┏━━

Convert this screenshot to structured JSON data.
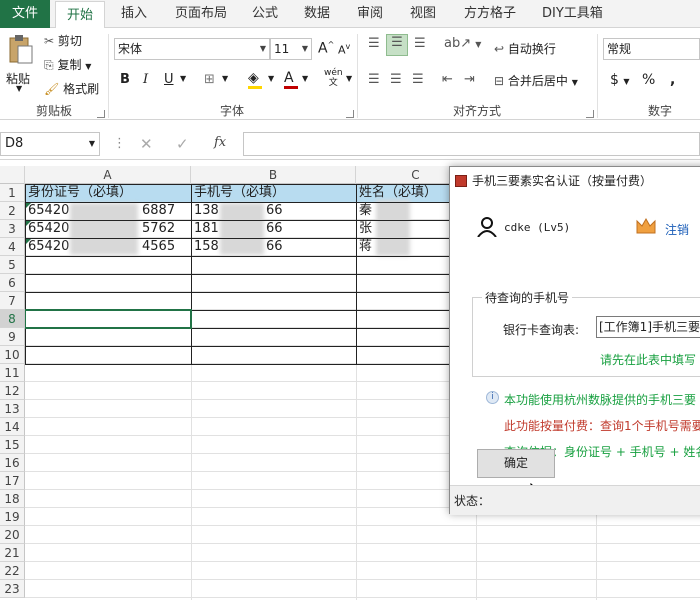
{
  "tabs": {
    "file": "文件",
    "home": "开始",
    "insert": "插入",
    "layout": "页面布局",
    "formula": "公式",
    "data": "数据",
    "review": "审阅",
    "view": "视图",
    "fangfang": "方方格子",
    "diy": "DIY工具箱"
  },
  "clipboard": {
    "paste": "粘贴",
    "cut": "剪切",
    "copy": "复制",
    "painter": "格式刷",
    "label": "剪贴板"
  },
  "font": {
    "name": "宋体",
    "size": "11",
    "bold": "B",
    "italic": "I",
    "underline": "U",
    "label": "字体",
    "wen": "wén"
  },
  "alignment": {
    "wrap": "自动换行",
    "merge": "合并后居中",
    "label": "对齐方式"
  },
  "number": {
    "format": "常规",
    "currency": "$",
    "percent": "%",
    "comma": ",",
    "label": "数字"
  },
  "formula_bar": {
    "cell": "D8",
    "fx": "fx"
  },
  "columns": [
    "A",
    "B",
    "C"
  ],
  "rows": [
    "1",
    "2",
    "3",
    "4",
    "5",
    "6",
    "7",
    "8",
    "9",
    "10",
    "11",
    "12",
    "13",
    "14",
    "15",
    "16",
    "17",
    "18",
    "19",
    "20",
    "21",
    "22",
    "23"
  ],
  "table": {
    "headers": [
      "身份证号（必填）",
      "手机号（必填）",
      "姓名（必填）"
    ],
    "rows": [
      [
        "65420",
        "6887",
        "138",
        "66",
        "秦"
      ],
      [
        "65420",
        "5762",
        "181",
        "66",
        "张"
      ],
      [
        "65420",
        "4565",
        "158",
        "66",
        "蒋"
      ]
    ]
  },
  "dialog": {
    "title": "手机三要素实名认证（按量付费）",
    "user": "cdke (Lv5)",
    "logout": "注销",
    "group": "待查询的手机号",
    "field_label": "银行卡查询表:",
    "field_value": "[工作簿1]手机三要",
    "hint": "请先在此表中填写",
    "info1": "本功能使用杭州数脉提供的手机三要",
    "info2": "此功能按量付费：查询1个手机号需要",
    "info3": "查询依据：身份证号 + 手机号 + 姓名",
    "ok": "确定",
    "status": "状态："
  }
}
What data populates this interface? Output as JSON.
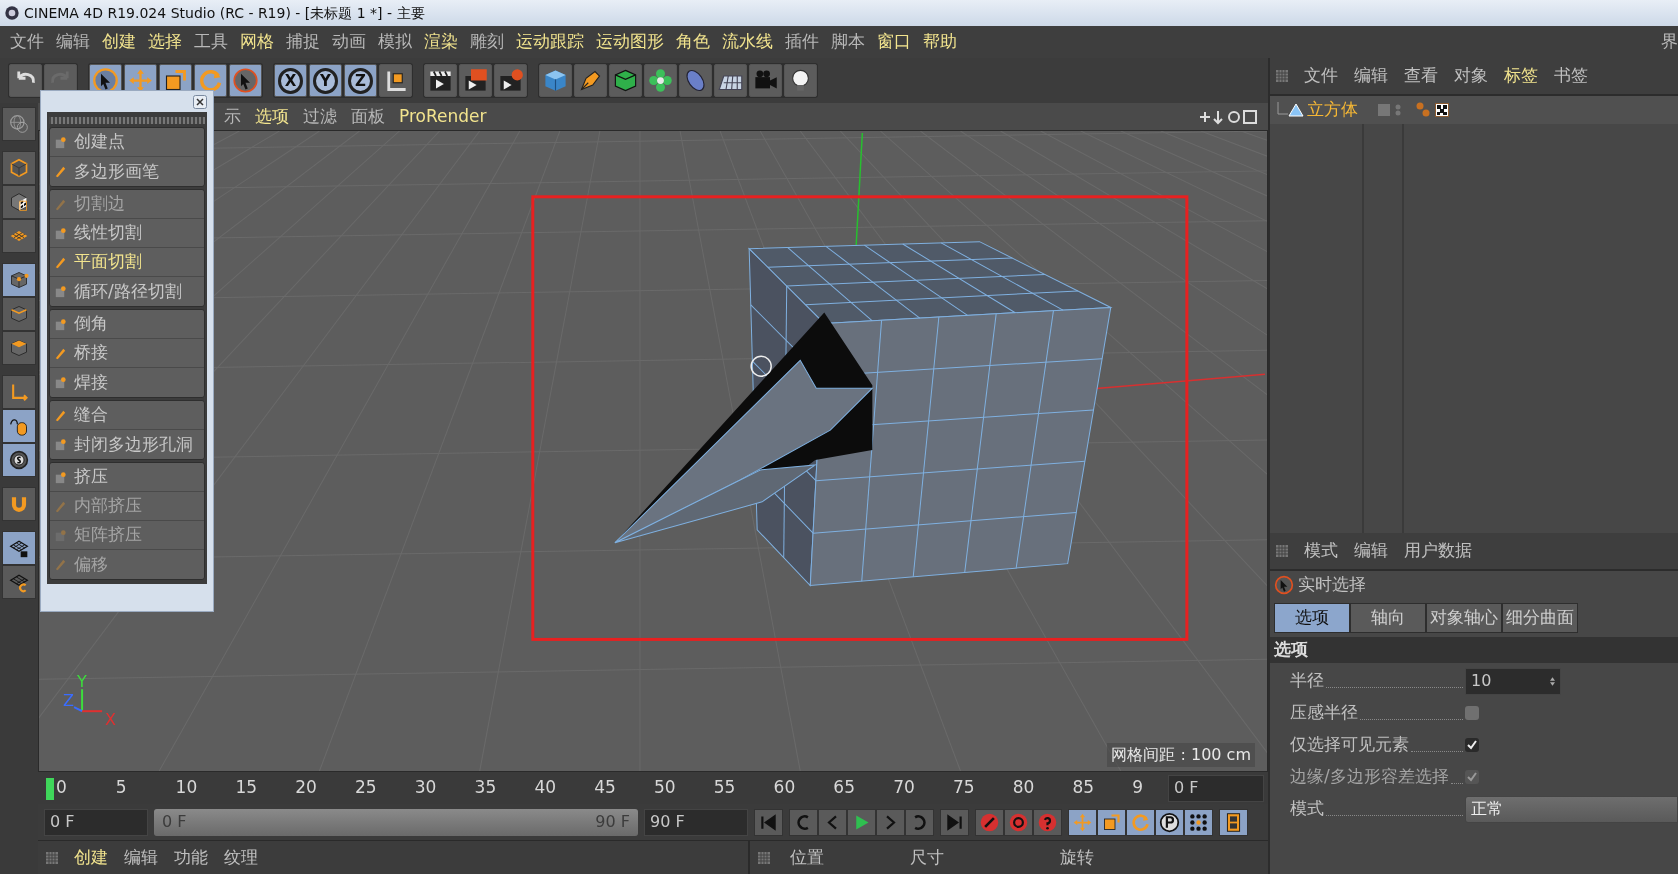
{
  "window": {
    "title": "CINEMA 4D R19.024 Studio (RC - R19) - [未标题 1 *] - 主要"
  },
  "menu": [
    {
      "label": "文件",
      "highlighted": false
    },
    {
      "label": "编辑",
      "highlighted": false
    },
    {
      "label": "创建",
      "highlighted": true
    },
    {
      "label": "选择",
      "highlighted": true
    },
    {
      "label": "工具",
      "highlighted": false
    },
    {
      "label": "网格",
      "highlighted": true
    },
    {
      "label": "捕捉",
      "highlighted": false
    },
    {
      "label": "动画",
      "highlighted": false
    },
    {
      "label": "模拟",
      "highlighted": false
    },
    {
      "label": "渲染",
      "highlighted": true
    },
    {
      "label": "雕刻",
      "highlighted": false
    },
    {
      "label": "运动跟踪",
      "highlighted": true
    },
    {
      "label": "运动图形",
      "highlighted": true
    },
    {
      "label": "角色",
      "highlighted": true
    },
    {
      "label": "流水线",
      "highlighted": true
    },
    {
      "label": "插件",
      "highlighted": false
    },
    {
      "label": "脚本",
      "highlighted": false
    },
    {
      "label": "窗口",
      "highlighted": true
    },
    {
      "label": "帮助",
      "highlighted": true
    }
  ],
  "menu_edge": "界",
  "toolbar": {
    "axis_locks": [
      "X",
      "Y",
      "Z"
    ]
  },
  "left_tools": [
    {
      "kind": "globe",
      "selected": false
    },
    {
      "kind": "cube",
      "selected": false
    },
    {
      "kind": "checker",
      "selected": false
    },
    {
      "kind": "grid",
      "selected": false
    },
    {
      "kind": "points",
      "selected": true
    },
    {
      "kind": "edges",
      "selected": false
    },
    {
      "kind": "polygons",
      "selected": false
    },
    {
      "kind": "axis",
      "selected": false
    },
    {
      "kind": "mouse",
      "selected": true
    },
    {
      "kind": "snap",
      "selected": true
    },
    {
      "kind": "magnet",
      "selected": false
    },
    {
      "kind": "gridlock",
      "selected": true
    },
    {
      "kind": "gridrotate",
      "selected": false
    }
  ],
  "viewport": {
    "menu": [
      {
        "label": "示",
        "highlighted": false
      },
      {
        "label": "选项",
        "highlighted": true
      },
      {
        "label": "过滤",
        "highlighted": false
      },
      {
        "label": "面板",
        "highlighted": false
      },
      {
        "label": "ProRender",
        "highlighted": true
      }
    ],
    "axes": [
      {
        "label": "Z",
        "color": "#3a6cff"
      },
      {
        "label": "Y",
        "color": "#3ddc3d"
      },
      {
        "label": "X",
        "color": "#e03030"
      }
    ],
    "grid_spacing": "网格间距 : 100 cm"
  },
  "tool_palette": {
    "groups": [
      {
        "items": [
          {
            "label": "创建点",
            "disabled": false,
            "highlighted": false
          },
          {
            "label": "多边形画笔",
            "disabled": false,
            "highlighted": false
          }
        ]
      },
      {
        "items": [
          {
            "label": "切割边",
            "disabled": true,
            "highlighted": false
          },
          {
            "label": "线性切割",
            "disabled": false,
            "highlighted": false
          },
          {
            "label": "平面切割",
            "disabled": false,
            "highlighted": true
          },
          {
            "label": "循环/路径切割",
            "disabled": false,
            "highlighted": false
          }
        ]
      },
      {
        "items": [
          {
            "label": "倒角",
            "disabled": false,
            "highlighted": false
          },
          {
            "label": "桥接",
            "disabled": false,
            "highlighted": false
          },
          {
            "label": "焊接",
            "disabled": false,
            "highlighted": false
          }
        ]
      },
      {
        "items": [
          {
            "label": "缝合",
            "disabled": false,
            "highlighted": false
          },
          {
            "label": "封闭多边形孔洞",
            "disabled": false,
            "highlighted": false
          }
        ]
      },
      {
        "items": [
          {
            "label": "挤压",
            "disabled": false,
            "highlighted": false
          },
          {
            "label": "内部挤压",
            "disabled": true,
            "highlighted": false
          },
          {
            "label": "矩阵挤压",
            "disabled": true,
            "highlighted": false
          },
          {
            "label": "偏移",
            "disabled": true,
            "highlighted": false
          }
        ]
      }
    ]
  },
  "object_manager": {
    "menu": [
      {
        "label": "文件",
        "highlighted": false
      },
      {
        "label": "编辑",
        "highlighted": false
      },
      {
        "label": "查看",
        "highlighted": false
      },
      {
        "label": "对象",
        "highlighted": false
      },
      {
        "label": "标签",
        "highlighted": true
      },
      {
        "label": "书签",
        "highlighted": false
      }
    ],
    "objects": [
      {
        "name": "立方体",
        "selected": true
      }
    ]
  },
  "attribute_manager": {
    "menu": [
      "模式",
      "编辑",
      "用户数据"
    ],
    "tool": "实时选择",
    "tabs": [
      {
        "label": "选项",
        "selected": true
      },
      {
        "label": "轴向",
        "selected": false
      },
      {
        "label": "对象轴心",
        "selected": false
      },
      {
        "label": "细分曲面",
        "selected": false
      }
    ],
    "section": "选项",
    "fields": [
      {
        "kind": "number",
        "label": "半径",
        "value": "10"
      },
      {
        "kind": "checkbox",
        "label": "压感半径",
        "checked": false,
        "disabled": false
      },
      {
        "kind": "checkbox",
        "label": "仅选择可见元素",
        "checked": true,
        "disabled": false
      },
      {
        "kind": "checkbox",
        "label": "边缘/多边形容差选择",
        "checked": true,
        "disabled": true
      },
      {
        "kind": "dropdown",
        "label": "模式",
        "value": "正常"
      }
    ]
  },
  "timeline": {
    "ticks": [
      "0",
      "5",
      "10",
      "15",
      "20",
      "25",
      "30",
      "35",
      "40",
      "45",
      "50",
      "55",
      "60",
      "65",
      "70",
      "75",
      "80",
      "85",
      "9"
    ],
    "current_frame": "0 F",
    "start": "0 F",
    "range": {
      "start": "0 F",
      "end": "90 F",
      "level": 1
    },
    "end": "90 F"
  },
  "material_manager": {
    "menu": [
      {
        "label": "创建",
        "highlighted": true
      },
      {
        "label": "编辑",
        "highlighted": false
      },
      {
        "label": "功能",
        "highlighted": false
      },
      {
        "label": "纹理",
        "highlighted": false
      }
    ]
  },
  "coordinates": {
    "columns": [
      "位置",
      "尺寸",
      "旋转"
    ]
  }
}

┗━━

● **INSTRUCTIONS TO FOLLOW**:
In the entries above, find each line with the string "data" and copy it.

● **RESULT**:
Convert this screenshot to structured JSON data.
    "data": "数据",
What data populates this interface? Output as JSON.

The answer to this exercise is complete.